*** Opening of LISTED RECORDS ***

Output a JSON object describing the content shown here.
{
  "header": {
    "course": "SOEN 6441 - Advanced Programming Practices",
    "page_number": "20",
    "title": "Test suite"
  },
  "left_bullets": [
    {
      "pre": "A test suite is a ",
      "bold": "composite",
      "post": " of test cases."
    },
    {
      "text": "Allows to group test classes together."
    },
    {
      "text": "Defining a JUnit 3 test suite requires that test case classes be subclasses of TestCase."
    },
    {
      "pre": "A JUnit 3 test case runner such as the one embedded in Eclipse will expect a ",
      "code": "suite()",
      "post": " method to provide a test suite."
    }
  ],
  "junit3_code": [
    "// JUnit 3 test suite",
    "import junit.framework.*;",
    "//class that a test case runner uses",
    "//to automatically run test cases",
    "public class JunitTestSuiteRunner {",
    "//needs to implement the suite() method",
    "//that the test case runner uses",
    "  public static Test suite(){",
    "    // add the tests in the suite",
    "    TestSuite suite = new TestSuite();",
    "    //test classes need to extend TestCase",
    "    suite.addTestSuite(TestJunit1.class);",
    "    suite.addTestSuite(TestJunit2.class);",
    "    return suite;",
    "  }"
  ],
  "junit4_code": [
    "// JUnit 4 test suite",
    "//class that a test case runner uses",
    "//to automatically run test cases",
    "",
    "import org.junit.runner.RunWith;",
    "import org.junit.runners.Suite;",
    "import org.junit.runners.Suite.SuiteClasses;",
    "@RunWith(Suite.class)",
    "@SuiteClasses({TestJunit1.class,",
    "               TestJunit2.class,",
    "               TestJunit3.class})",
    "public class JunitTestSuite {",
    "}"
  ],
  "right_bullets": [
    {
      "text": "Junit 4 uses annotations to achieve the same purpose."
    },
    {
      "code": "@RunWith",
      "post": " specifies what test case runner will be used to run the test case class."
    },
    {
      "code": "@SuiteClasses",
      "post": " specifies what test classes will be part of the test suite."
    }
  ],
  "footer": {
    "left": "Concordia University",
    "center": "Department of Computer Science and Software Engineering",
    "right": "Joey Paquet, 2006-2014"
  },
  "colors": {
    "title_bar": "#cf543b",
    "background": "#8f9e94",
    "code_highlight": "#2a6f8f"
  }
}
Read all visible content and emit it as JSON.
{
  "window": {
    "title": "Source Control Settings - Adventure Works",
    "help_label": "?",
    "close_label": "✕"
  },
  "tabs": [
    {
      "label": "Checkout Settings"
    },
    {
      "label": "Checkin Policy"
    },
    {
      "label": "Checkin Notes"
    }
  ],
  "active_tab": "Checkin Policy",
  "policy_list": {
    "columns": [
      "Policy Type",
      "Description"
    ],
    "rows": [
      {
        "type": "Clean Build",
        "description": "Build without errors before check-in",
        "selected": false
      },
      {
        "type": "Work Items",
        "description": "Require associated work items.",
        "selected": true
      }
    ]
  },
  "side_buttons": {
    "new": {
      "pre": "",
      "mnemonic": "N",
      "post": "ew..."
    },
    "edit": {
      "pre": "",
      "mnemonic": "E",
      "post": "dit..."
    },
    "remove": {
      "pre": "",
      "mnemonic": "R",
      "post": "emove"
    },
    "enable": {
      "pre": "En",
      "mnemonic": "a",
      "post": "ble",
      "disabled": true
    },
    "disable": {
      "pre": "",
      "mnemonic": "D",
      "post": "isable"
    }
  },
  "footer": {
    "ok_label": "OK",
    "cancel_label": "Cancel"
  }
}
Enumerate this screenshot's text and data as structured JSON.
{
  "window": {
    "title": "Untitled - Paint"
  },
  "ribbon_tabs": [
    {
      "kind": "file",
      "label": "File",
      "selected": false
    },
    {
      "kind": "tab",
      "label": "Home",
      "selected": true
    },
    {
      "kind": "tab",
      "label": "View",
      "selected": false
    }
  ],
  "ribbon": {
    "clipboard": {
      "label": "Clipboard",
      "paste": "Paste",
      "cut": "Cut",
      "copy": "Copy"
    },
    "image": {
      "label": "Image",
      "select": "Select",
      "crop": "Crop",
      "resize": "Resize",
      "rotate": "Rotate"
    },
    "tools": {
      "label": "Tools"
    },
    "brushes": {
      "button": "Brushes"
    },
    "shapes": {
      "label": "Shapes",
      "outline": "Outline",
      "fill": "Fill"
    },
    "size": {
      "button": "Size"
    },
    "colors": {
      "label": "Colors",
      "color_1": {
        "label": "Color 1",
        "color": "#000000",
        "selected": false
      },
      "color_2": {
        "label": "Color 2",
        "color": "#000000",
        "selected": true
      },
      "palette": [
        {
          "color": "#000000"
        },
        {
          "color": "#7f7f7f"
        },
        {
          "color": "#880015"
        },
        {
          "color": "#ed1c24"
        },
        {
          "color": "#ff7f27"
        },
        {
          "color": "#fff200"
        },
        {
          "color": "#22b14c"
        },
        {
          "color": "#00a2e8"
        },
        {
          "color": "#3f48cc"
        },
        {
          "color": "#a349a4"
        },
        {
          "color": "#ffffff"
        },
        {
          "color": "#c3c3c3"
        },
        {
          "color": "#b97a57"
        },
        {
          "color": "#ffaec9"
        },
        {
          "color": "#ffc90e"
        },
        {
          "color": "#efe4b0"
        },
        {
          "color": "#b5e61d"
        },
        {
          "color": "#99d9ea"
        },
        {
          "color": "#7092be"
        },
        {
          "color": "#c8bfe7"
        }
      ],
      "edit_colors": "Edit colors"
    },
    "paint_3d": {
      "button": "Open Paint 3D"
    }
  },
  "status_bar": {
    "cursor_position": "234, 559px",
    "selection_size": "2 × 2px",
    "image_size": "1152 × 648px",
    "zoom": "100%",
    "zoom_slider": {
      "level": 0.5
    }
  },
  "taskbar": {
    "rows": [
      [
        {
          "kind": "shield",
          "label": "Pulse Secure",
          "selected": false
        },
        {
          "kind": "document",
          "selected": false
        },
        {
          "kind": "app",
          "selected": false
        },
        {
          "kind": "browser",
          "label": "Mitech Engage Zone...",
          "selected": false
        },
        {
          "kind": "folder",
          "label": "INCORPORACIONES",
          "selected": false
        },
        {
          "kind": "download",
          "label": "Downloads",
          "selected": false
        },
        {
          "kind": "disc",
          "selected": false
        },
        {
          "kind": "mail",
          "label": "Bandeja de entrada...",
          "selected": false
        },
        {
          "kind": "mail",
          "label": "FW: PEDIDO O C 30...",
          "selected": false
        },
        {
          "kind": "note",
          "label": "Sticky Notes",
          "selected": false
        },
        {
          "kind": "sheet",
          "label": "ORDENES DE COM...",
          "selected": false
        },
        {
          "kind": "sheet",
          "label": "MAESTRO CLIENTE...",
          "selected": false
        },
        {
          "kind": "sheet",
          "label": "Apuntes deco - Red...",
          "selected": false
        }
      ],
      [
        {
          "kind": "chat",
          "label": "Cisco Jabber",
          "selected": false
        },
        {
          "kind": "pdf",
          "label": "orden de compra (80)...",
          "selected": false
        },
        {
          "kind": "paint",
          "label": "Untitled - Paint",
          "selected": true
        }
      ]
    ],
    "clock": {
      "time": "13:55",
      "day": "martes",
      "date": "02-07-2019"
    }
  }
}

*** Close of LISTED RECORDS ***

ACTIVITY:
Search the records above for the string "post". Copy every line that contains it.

PROBLEM SOLUTION:
      "post": " of test cases."
      "post": " method to provide a test suite."
      "post": " specifies what test case runner will be used to run the test case class."
      "post": " specifies what test classes will be part of the test suite."
      "post": "ew..."
      "post": "dit..."
      "post": "emove"
      "post": "ble",
      "post": "isable"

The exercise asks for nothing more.